WHAT NEEDS TO BE DONE → Out of the data below, copy every line with the string "name".
### EXERCISE INPUT ###
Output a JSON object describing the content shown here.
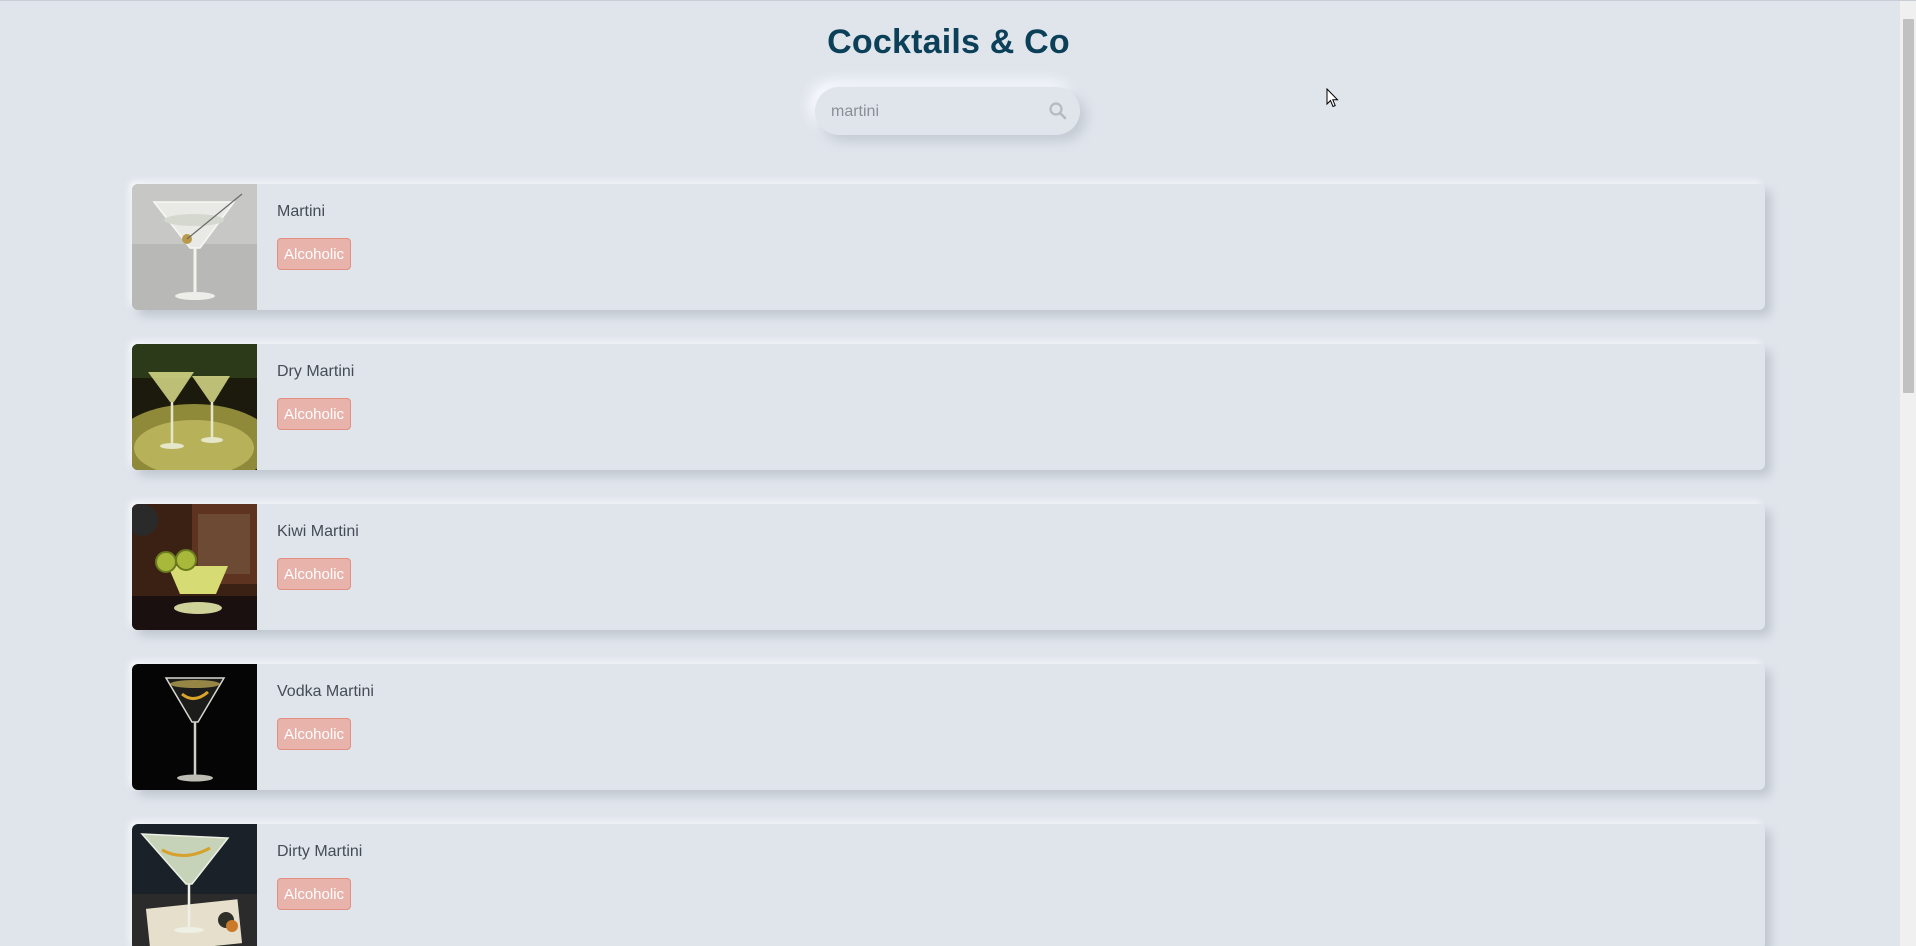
{
  "header": {
    "title": "Cocktails & Co"
  },
  "search": {
    "value": "martini",
    "icon": "search-icon"
  },
  "cocktails": [
    {
      "name": "Martini",
      "category": "Alcoholic"
    },
    {
      "name": "Dry Martini",
      "category": "Alcoholic"
    },
    {
      "name": "Kiwi Martini",
      "category": "Alcoholic"
    },
    {
      "name": "Vodka Martini",
      "category": "Alcoholic"
    },
    {
      "name": "Dirty Martini",
      "category": "Alcoholic"
    }
  ],
  "colors": {
    "background": "#e0e5ec",
    "title": "#0b4058",
    "badge_bg": "#e7b3aa",
    "badge_border": "#e19082"
  }
}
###
SOLVED PROBLEM →
      "name": "Martini",
      "name": "Dry Martini",
      "name": "Kiwi Martini",
      "name": "Vodka Martini",
      "name": "Dirty Martini",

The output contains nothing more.